> [TASK PROMPT]
An exact copy of all the data below is needed, without its pictures.

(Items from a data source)
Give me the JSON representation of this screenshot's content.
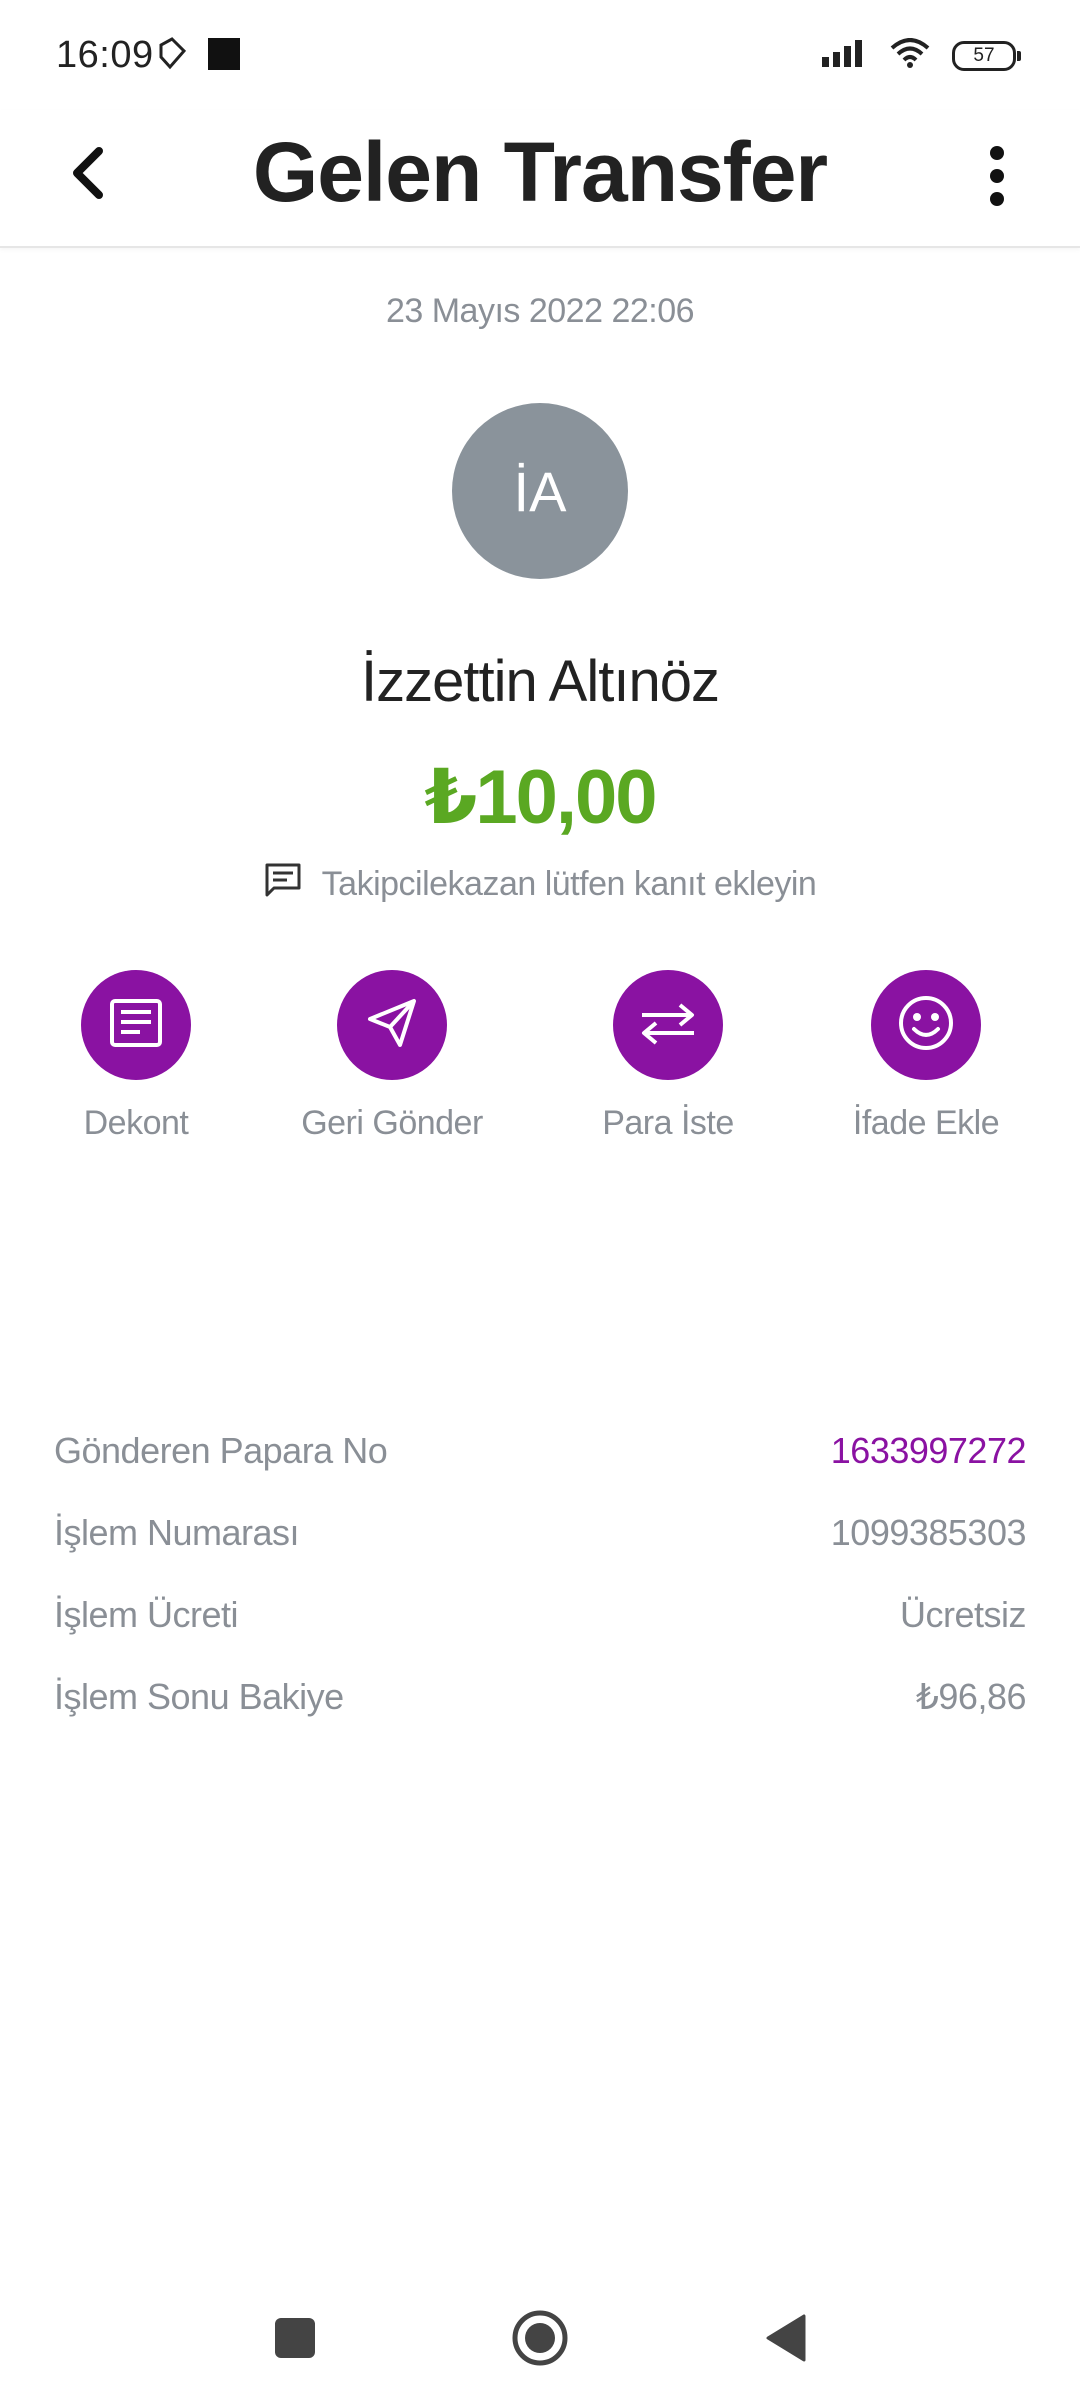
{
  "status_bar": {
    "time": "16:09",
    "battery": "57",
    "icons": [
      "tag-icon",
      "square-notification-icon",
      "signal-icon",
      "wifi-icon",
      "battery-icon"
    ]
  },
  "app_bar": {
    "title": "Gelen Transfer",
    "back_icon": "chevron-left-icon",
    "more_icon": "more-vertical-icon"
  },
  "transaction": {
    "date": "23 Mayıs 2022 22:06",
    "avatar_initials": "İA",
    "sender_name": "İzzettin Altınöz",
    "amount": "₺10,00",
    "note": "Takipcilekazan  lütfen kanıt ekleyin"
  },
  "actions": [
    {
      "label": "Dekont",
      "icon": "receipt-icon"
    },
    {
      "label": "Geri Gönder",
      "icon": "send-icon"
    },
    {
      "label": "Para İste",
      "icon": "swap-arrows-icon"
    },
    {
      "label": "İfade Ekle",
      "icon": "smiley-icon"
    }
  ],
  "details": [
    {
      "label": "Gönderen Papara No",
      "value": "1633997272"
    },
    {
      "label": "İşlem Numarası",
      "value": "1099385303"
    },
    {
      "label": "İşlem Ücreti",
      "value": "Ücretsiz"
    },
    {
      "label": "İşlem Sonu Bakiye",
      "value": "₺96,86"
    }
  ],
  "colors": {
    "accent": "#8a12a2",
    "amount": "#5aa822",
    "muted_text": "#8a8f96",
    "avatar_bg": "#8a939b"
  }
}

> [ANSWER BOX]
Give me the JSON representation of this screenshot's content.
{
  "status_bar": {
    "time": "16:09",
    "battery": "57",
    "icons": [
      "tag-icon",
      "square-notification-icon",
      "signal-icon",
      "wifi-icon",
      "battery-icon"
    ]
  },
  "app_bar": {
    "title": "Gelen Transfer",
    "back_icon": "chevron-left-icon",
    "more_icon": "more-vertical-icon"
  },
  "transaction": {
    "date": "23 Mayıs 2022 22:06",
    "avatar_initials": "İA",
    "sender_name": "İzzettin Altınöz",
    "amount": "₺10,00",
    "note": "Takipcilekazan  lütfen kanıt ekleyin"
  },
  "actions": [
    {
      "label": "Dekont",
      "icon": "receipt-icon"
    },
    {
      "label": "Geri Gönder",
      "icon": "send-icon"
    },
    {
      "label": "Para İste",
      "icon": "swap-arrows-icon"
    },
    {
      "label": "İfade Ekle",
      "icon": "smiley-icon"
    }
  ],
  "details": [
    {
      "label": "Gönderen Papara No",
      "value": "1633997272"
    },
    {
      "label": "İşlem Numarası",
      "value": "1099385303"
    },
    {
      "label": "İşlem Ücreti",
      "value": "Ücretsiz"
    },
    {
      "label": "İşlem Sonu Bakiye",
      "value": "₺96,86"
    }
  ],
  "colors": {
    "accent": "#8a12a2",
    "amount": "#5aa822",
    "muted_text": "#8a8f96",
    "avatar_bg": "#8a939b"
  }
}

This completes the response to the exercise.